A NON-PROFIT group is returning to Nikumaroro to conduct further research at the site where Amelia Earhart may have crash landed in 1937.

The International Group for Historic Aircraft Recovery is making preparations for its eighth expedition to the island of Nikumaroro in Kiribati this June.

Its senior archaeologist Dr. Thomas King told Variety that Ric Gillespie and about a dozen of his TIGHAR colleagues will be returning to Nikumaroro.

Amelia EarhartAmelia Earhart

“In early June Ric and about a dozen colleagues should embark for the island from Fiji to undertake a targeted robotic survey on the Nutiran (northwestern) reef, focusing on anomalies identified in previous sonar imaging and also doing an on-shore archaeological survey,” said Dr. King.

In TIGHAR’s last expedition, an anomaly in a sonar image fueled the suspicion that the image seen may be the fuselage of Earhart’s Electra that left a debris trail as it slid down the Nutiran Reef.

TIGHAR is returning with a remotely operated vehicle to plumb the depths of the sea and find out whether this anomaly is indeed what is left of Earhart’s plane.

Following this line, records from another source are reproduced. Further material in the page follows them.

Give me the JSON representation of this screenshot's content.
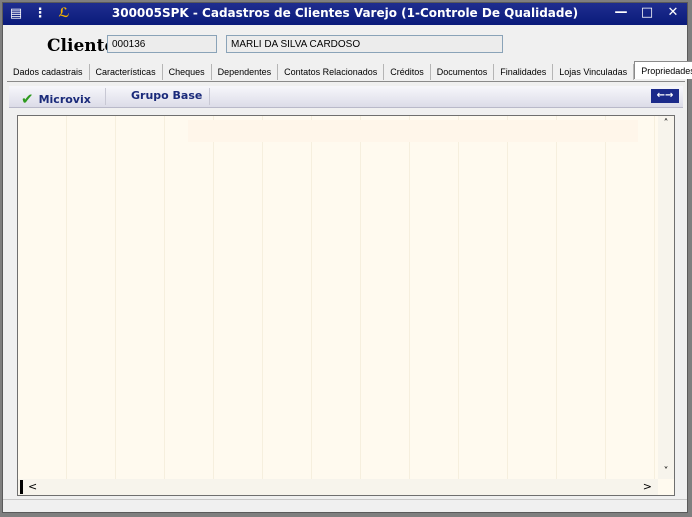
{
  "window": {
    "title": "300005SPK - Cadastros de Clientes Varejo (1-Controle De Qualidade)",
    "icons": [
      "menu-icon",
      "traffic-light-icon",
      "wrench-icon"
    ],
    "controls": {
      "minimize": "—",
      "maximize": "□",
      "close": "✕"
    },
    "colors": {
      "titlebar": "#0a1a7a",
      "content_bg": "#fffaef",
      "accent": "#1a2a7a"
    }
  },
  "client": {
    "label": "Cliente",
    "code": "000136",
    "name": "MARLI DA SILVA CARDOSO"
  },
  "tabs": [
    {
      "label": "Dados cadastrais"
    },
    {
      "label": "Características"
    },
    {
      "label": "Cheques"
    },
    {
      "label": "Dependentes"
    },
    {
      "label": "Contatos Relacionados"
    },
    {
      "label": "Créditos"
    },
    {
      "label": "Documentos"
    },
    {
      "label": "Finalidades"
    },
    {
      "label": "Lojas Vinculadas"
    },
    {
      "label": "Propriedades",
      "active": true
    }
  ],
  "toolbar": {
    "microvix": "Microvix",
    "grupo_base": "Grupo Base",
    "nav_arrows": "←→"
  },
  "scroll": {
    "up": "˄",
    "down": "˅",
    "left": "<",
    "right": ">"
  }
}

Dr. King said he would follow the team sometime in the middle of June. “I’ll follow in mid-June guiding the first-ever tour group to the island, coordinating with Ric’s team and doing a little survey along the eroding shore of the colonial village.”

His daughter, he said, will be involved in a botanical survey focusing on what a castaway would have had to eat.

“Research on artifacts and historical data is continuing,” said Dr. King.

On TIGHAR’s website, it was announced that preparations for what they refer to as Niku VIII are in full swing.

“The airline tickets to Fiji have been purchased, the Remote Operated Vehicle or ROV and pilot have been selected, and the hundreds of logistical details are being sorted out. On May 1st the expedition team will assemble at TIGHAR HQ for final planning. We’re coming down to the wire,” the site said.

The group also stated their need to raise another $60,000 due to unforeseeable increases in airline and ROV costs.

TIGHAR also said that 27 years of rigorous research and 10 years of prior expeditions led to a “a compelling preponderance of evidence that Nikumaroro is where the Earhart saga ended.”

For TIGHAR, this trip could be their last opportunity “to find whatever more there is to find.”

The location where the sonar image captured what looked like a fuselage is where TIGHAR hypothesizes Earhart landed and where Eric Bevington photographed the object in 1937.

On July 2, 1937, Amelia Earhart and her navigator Frederick Noonan departed Lae, New Guinea en route to Howland Island for their last leg of their around-the-world flight. They were never heard from again.

TIGHAR hypothesizes that Earhart and Noonan may have safely landed their plane on Nikumaroro reef and died on the island.